Task details> In the copy, include all of the listing exactly and none of its pictures.

(Information)

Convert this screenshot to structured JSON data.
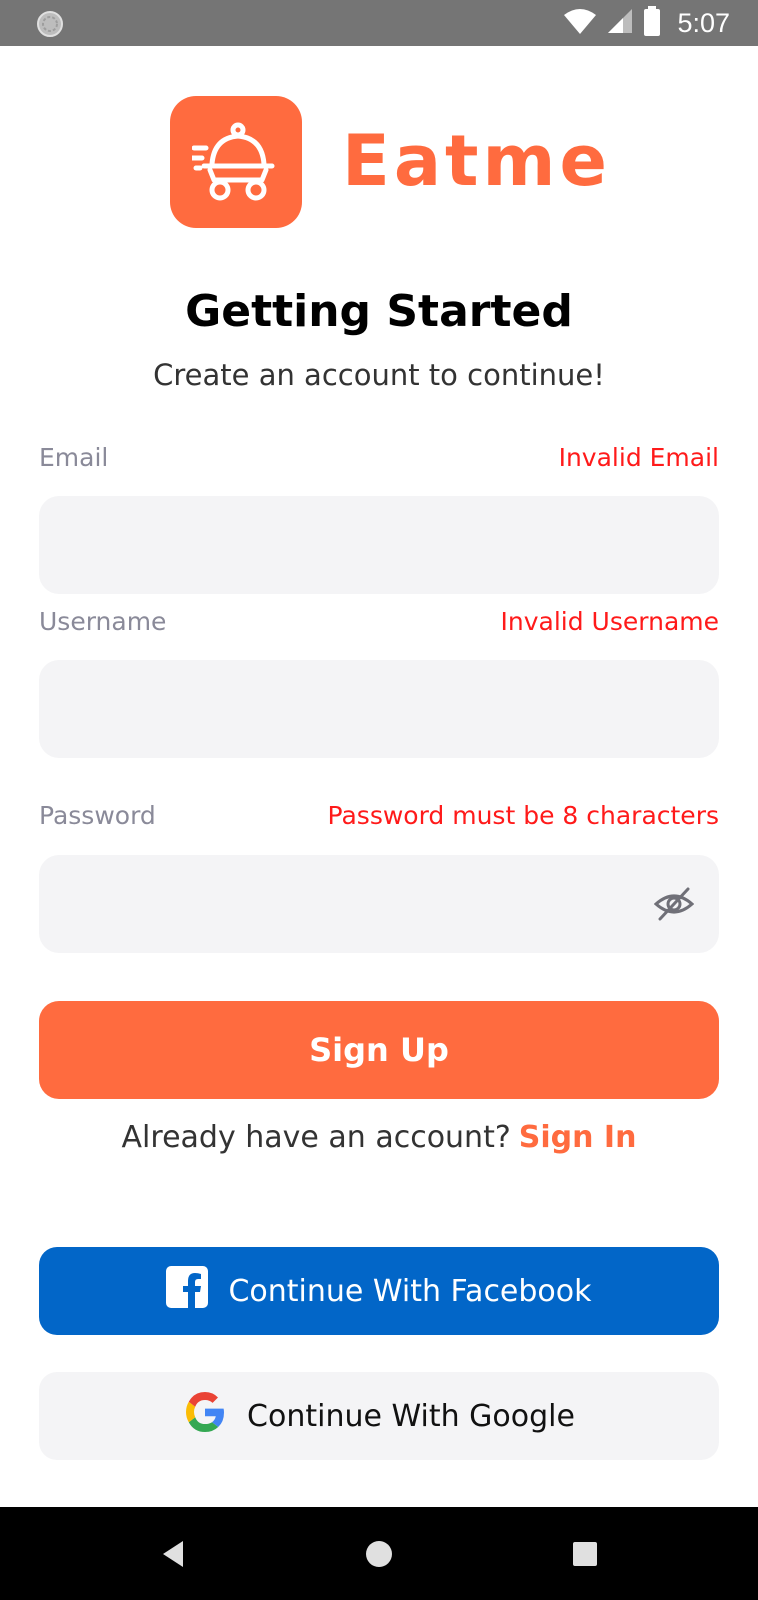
{
  "status_bar": {
    "time": "5:07",
    "icons": [
      "notification-icon",
      "wifi-icon",
      "cell-signal-icon",
      "battery-icon"
    ]
  },
  "brand": {
    "name": "Eatme",
    "logo_icon": "food-delivery-cloche-icon",
    "accent_color": "#ff6b3f"
  },
  "header": {
    "title": "Getting Started",
    "subtitle": "Create an account to continue!"
  },
  "form": {
    "email": {
      "label": "Email",
      "error": "Invalid Email",
      "value": ""
    },
    "username": {
      "label": "Username",
      "error": "Invalid Username",
      "value": ""
    },
    "password": {
      "label": "Password",
      "error": "Password must be 8 characters",
      "value": "",
      "toggle_icon": "eye-off-icon"
    },
    "error_color": "#ff1a1a"
  },
  "actions": {
    "signup_label": "Sign Up",
    "signin_prompt": "Already have an account?",
    "signin_label": "Sign In"
  },
  "social": {
    "facebook_label": "Continue With Facebook",
    "facebook_color": "#0266c8",
    "google_label": "Continue With Google"
  },
  "nav_bar": {
    "icons": [
      "back-icon",
      "home-icon",
      "recents-icon"
    ]
  }
}
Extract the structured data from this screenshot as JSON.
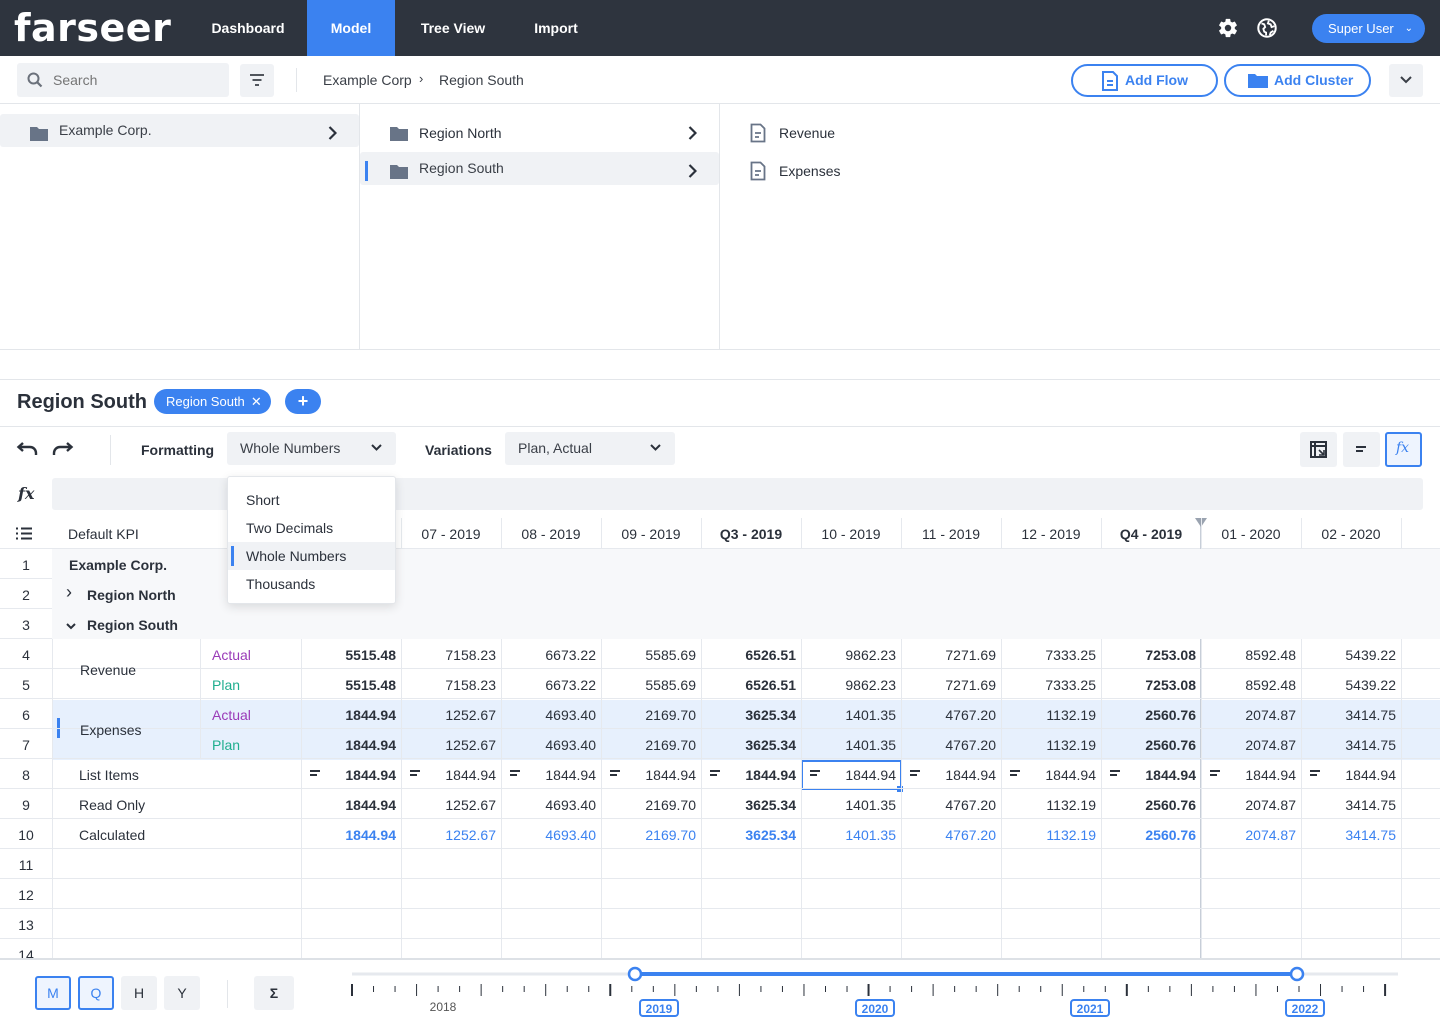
{
  "app": {
    "logo": "farseer"
  },
  "nav": {
    "tabs": [
      {
        "label": "Dashboard"
      },
      {
        "label": "Model"
      },
      {
        "label": "Tree View"
      },
      {
        "label": "Import"
      }
    ],
    "user": "Super User"
  },
  "toolbar2": {
    "search_placeholder": "Search",
    "breadcrumb": [
      "Example Corp",
      "Region South"
    ],
    "add_flow": "Add Flow",
    "add_cluster": "Add Cluster"
  },
  "tree": {
    "col1": [
      {
        "label": "Example Corp."
      }
    ],
    "col2": [
      {
        "label": "Region North"
      },
      {
        "label": "Region South"
      }
    ],
    "col3": [
      {
        "label": "Revenue"
      },
      {
        "label": "Expenses"
      }
    ]
  },
  "section": {
    "title": "Region South",
    "chip": "Region South",
    "chip_close": "✕",
    "add": "+"
  },
  "toolbar": {
    "formatting_label": "Formatting",
    "formatting_value": "Whole Numbers",
    "variations_label": "Variations",
    "variations_value": "Plan, Actual",
    "fx": "fx"
  },
  "dropdown": {
    "options": [
      "Short",
      "Two Decimals",
      "Whole Numbers",
      "Thousands"
    ],
    "selected": "Whole Numbers"
  },
  "grid": {
    "kpi_header": "Default KPI",
    "columns": [
      "07 - 2019",
      "08 - 2019",
      "09 - 2019",
      "Q3 - 2019",
      "10 - 2019",
      "11 - 2019",
      "12 - 2019",
      "Q4 - 2019",
      "01 - 2020",
      "02 - 2020"
    ],
    "row_numbers": [
      "1",
      "2",
      "3",
      "4",
      "5",
      "6",
      "7",
      "8",
      "9",
      "10",
      "11",
      "12",
      "13",
      "14"
    ],
    "labels": {
      "r1": "Example Corp.",
      "r2": "Region North",
      "r3": "Region South",
      "revenue": "Revenue",
      "expenses": "Expenses",
      "actual": "Actual",
      "plan": "Plan",
      "list": "List Items",
      "readonly": "Read Only",
      "calc": "Calculated"
    },
    "revenue": [
      "5515.48",
      "7158.23",
      "6673.22",
      "5585.69",
      "6526.51",
      "9862.23",
      "7271.69",
      "7333.25",
      "7253.08",
      "8592.48",
      "5439.22"
    ],
    "expenses": [
      "1844.94",
      "1252.67",
      "4693.40",
      "2169.70",
      "3625.34",
      "1401.35",
      "4767.20",
      "1132.19",
      "2560.76",
      "2074.87",
      "3414.75"
    ],
    "list_items": [
      "1844.94",
      "1844.94",
      "1844.94",
      "1844.94",
      "1844.94",
      "1844.94",
      "1844.94",
      "1844.94",
      "1844.94",
      "1844.94",
      "1844.94"
    ],
    "bold_cols": [
      0,
      4,
      8
    ]
  },
  "bottom": {
    "periods": [
      "M",
      "Q",
      "H",
      "Y"
    ],
    "sum": "Σ",
    "years": [
      "2018",
      "2019",
      "2020",
      "2021",
      "2022"
    ]
  },
  "colors": {
    "accent": "#3b82f0",
    "topbar": "#2e343e",
    "actual": "#9a3bb8",
    "plan": "#1fae8f"
  }
}
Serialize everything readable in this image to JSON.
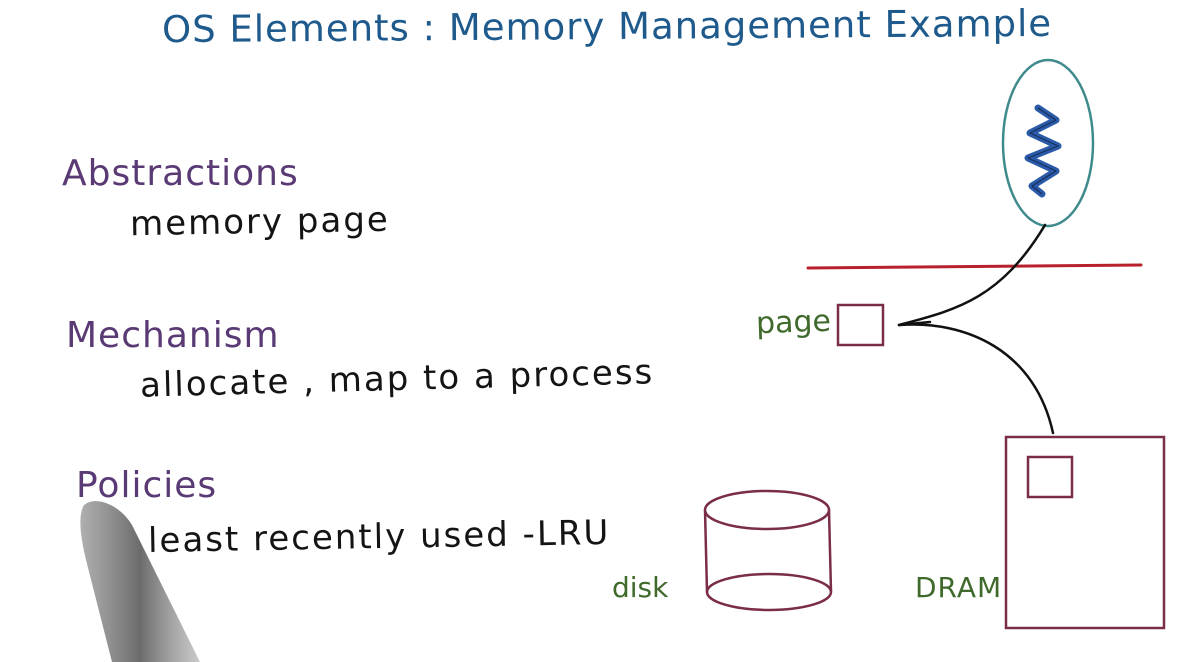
{
  "title": "OS Elements : Memory Management Example",
  "sections": [
    {
      "heading": "Abstractions",
      "text": "memory page"
    },
    {
      "heading": "Mechanism",
      "text": "allocate , map to a process"
    },
    {
      "heading": "Policies",
      "text": "least recently used -LRU"
    }
  ],
  "diagram": {
    "page_label": "page",
    "disk_label": "disk",
    "dram_label": "DRAM"
  },
  "colors": {
    "title": "#1f5a8c",
    "heading": "#5a3a74",
    "body": "#141414",
    "label": "#3f6a2c",
    "shape": "#7a2c48",
    "divider": "#b8202c",
    "process_outline": "#3f8a8c",
    "process_thread": "#2a5aa8"
  }
}
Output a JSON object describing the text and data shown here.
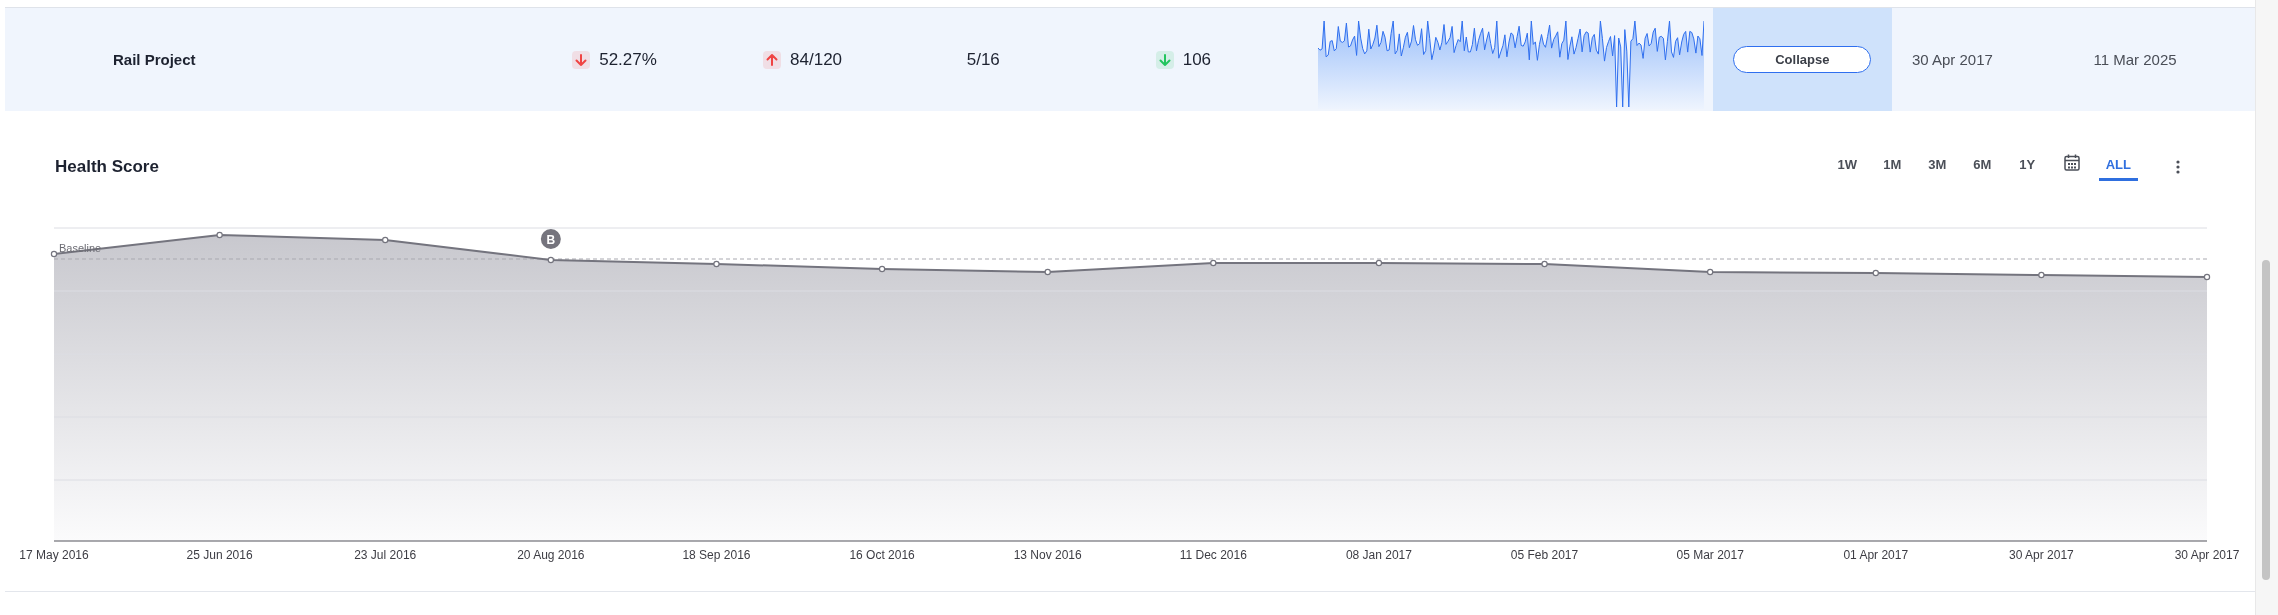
{
  "project_row": {
    "name": "Rail Project",
    "metrics": [
      {
        "value": "52.27%",
        "kind": "down",
        "color": "#ef4444"
      },
      {
        "value": "84/120",
        "kind": "up",
        "color": "#ef4444"
      },
      {
        "value": "5/16",
        "kind": "plain"
      },
      {
        "value": "106",
        "kind": "down",
        "color": "#22c55e"
      }
    ],
    "toggle_button": "Collapse",
    "start_date": "30 Apr 2017",
    "end_date": "11 Mar 2025"
  },
  "health_panel": {
    "title": "Health Score",
    "ranges": [
      {
        "label": "1W",
        "kind": "text",
        "selected": false
      },
      {
        "label": "1M",
        "kind": "text",
        "selected": false
      },
      {
        "label": "3M",
        "kind": "text",
        "selected": false
      },
      {
        "label": "6M",
        "kind": "text",
        "selected": false
      },
      {
        "label": "1Y",
        "kind": "text",
        "selected": false
      },
      {
        "kind": "calendar",
        "selected": false
      },
      {
        "label": "ALL",
        "kind": "text",
        "selected": true
      }
    ],
    "baseline_label": "Baseline",
    "marker_label": "B",
    "x_labels": [
      "17 May 2016",
      "25 Jun 2016",
      "23 Jul 2016",
      "20 Aug 2016",
      "18 Sep 2016",
      "16 Oct 2016",
      "13 Nov 2016",
      "11 Dec 2016",
      "08 Jan 2017",
      "05 Feb 2017",
      "05 Mar 2017",
      "01 Apr 2017",
      "30 Apr 2017",
      "30 Apr 2017"
    ]
  }
}
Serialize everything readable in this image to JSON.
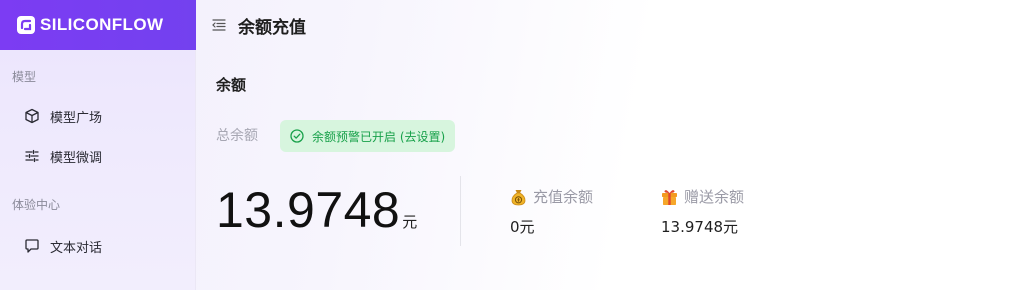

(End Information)

Output>
Convert this screenshot to structured JSON data.
{
  "status_bar": {
    "time": "5:07",
    "icons": [
      "notification-icon",
      "wifi-icon",
      "cell-signal-icon",
      "battery-icon"
    ]
  },
  "brand": {
    "name": "Eatme",
    "logo_icon": "food-delivery-cloche-icon",
    "accent_color": "#ff6b3f"
  },
  "header": {
    "title": "Getting Started",
    "subtitle": "Create an account to continue!"
  },
  "form": {
    "email": {
      "label": "Email",
      "error": "Invalid Email",
      "value": ""
    },
    "username": {
      "label": "Username",
      "error": "Invalid Username",
      "value": ""
    },
    "password": {
      "label": "Password",
      "error": "Password must be 8 characters",
      "value": "",
      "toggle_icon": "eye-off-icon"
    },
    "error_color": "#ff1a1a"
  },
  "actions": {
    "signup_label": "Sign Up",
    "signin_prompt": "Already have an account?",
    "signin_label": "Sign In"
  },
  "social": {
    "facebook_label": "Continue With Facebook",
    "facebook_color": "#0266c8",
    "google_label": "Continue With Google"
  },
  "nav_bar": {
    "icons": [
      "back-icon",
      "home-icon",
      "recents-icon"
    ]
  }
}
Extract the structured data from this screenshot as JSON.
{
  "app": {
    "logo": "farseer"
  },
  "nav": {
    "tabs": [
      {
        "label": "Dashboard"
      },
      {
        "label": "Model"
      },
      {
        "label": "Tree View"
      },
      {
        "label": "Import"
      }
    ],
    "user": "Super User"
  },
  "toolbar2": {
    "search_placeholder": "Search",
    "breadcrumb": [
      "Example Corp",
      "Region South"
    ],
    "add_flow": "Add Flow",
    "add_cluster": "Add Cluster"
  },
  "tree": {
    "col1": [
      {
        "label": "Example Corp."
      }
    ],
    "col2": [
      {
        "label": "Region North"
      },
      {
        "label": "Region South"
      }
    ],
    "col3": [
      {
        "label": "Revenue"
      },
      {
        "label": "Expenses"
      }
    ]
  },
  "section": {
    "title": "Region South",
    "chip": "Region South",
    "chip_close": "✕",
    "add": "+"
  },
  "toolbar": {
    "formatting_label": "Formatting",
    "formatting_value": "Whole Numbers",
    "variations_label": "Variations",
    "variations_value": "Plan, Actual",
    "fx": "fx"
  },
  "dropdown": {
    "options": [
      "Short",
      "Two Decimals",
      "Whole Numbers",
      "Thousands"
    ],
    "selected": "Whole Numbers"
  },
  "grid": {
    "kpi_header": "Default KPI",
    "columns": [
      "07 - 2019",
      "08 - 2019",
      "09 - 2019",
      "Q3 - 2019",
      "10 - 2019",
      "11 - 2019",
      "12 - 2019",
      "Q4 - 2019",
      "01 - 2020",
      "02 - 2020"
    ],
    "row_numbers": [
      "1",
      "2",
      "3",
      "4",
      "5",
      "6",
      "7",
      "8",
      "9",
      "10",
      "11",
      "12",
      "13",
      "14"
    ],
    "labels": {
      "r1": "Example Corp.",
      "r2": "Region North",
      "r3": "Region South",
      "revenue": "Revenue",
      "expenses": "Expenses",
      "actual": "Actual",
      "plan": "Plan",
      "list": "List Items",
      "readonly": "Read Only",
      "calc": "Calculated"
    },
    "revenue": [
      "5515.48",
      "7158.23",
      "6673.22",
      "5585.69",
      "6526.51",
      "9862.23",
      "7271.69",
      "7333.25",
      "7253.08",
      "8592.48",
      "5439.22"
    ],
    "expenses": [
      "1844.94",
      "1252.67",
      "4693.40",
      "2169.70",
      "3625.34",
      "1401.35",
      "4767.20",
      "1132.19",
      "2560.76",
      "2074.87",
      "3414.75"
    ],
    "list_items": [
      "1844.94",
      "1844.94",
      "1844.94",
      "1844.94",
      "1844.94",
      "1844.94",
      "1844.94",
      "1844.94",
      "1844.94",
      "1844.94",
      "1844.94"
    ],
    "bold_cols": [
      0,
      4,
      8
    ]
  },
  "bottom": {
    "periods": [
      "M",
      "Q",
      "H",
      "Y"
    ],
    "sum": "Σ",
    "years": [
      "2018",
      "2019",
      "2020",
      "2021",
      "2022"
    ]
  },
  "colors": {
    "accent": "#3b82f0",
    "topbar": "#2e343e",
    "actual": "#9a3bb8",
    "plan": "#1fae8f"
  }
}
Serialize everything readable in this image to JSON.
{
  "title": "OS Elements : Memory Management Example",
  "sections": [
    {
      "heading": "Abstractions",
      "text": "memory page"
    },
    {
      "heading": "Mechanism",
      "text": "allocate , map to a process"
    },
    {
      "heading": "Policies",
      "text": "least recently used -LRU"
    }
  ],
  "diagram": {
    "page_label": "page",
    "disk_label": "disk",
    "dram_label": "DRAM"
  },
  "colors": {
    "title": "#1f5a8c",
    "heading": "#5a3a74",
    "body": "#141414",
    "label": "#3f6a2c",
    "shape": "#7a2c48",
    "divider": "#b8202c",
    "process_outline": "#3f8a8c",
    "process_thread": "#2a5aa8"
  }
}
Output a JSON object describing the text and data shown here.
{
  "project_row": {
    "name": "Rail Project",
    "metrics": [
      {
        "value": "52.27%",
        "kind": "down",
        "color": "#ef4444"
      },
      {
        "value": "84/120",
        "kind": "up",
        "color": "#ef4444"
      },
      {
        "value": "5/16",
        "kind": "plain"
      },
      {
        "value": "106",
        "kind": "down",
        "color": "#22c55e"
      }
    ],
    "toggle_button": "Collapse",
    "start_date": "30 Apr 2017",
    "end_date": "11 Mar 2025"
  },
  "health_panel": {
    "title": "Health Score",
    "ranges": [
      {
        "label": "1W",
        "kind": "text",
        "selected": false
      },
      {
        "label": "1M",
        "kind": "text",
        "selected": false
      },
      {
        "label": "3M",
        "kind": "text",
        "selected": false
      },
      {
        "label": "6M",
        "kind": "text",
        "selected": false
      },
      {
        "label": "1Y",
        "kind": "text",
        "selected": false
      },
      {
        "kind": "calendar",
        "selected": false
      },
      {
        "label": "ALL",
        "kind": "text",
        "selected": true
      }
    ],
    "baseline_label": "Baseline",
    "marker_label": "B",
    "x_labels": [
      "17 May 2016",
      "25 Jun 2016",
      "23 Jul 2016",
      "20 Aug 2016",
      "18 Sep 2016",
      "16 Oct 2016",
      "13 Nov 2016",
      "11 Dec 2016",
      "08 Jan 2017",
      "05 Feb 2017",
      "05 Mar 2017",
      "01 Apr 2017",
      "30 Apr 2017",
      "30 Apr 2017"
    ]
  }
}
Serialize everything readable in this image to JSON.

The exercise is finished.